> [WORK REQUIRED]: Write the records below out again word for word, with the pictures removed.

> [Items from a data source]:
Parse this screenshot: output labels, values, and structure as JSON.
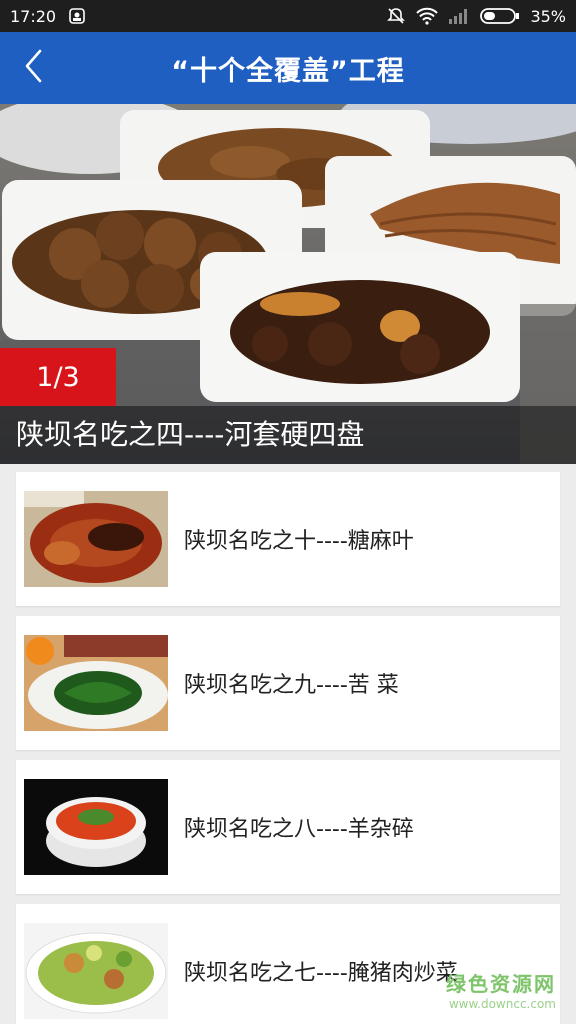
{
  "status_bar": {
    "time": "17:20",
    "battery": "35%",
    "icons": [
      "screenshot-icon",
      "mute-icon",
      "wifi-icon",
      "signal-icon",
      "battery-icon"
    ]
  },
  "header": {
    "title": "“十个全覆盖”工程",
    "back_icon": "chevron-left-icon",
    "color": "#1f5fc2"
  },
  "banner": {
    "index": "1/3",
    "caption": "陕坝名吃之四----河套硬四盘",
    "index_color": "#d7141a"
  },
  "list": {
    "items": [
      {
        "title": "陕坝名吃之十----糖麻叶"
      },
      {
        "title": "陕坝名吃之九----苦 菜"
      },
      {
        "title": "陕坝名吃之八----羊杂碎"
      },
      {
        "title": "陕坝名吃之七----腌猪肉炒菜"
      }
    ]
  },
  "watermark": {
    "line1": "绿色资源网",
    "line2": "www.downcc.com"
  }
}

> [PROBLEM SOLUTION]:
Parse this screenshot: output labels, values, and structure as JSON.
{
  "status_bar": {
    "time": "17:20",
    "battery": "35%",
    "icons": [
      "screenshot-icon",
      "mute-icon",
      "wifi-icon",
      "signal-icon",
      "battery-icon"
    ]
  },
  "header": {
    "title": "“十个全覆盖”工程",
    "back_icon": "chevron-left-icon",
    "color": "#1f5fc2"
  },
  "banner": {
    "index": "1/3",
    "caption": "陕坝名吃之四----河套硬四盘",
    "index_color": "#d7141a"
  },
  "list": {
    "items": [
      {
        "title": "陕坝名吃之十----糖麻叶"
      },
      {
        "title": "陕坝名吃之九----苦 菜"
      },
      {
        "title": "陕坝名吃之八----羊杂碎"
      },
      {
        "title": "陕坝名吃之七----腌猪肉炒菜"
      }
    ]
  },
  "watermark": {
    "line1": "绿色资源网",
    "line2": "www.downcc.com"
  }
}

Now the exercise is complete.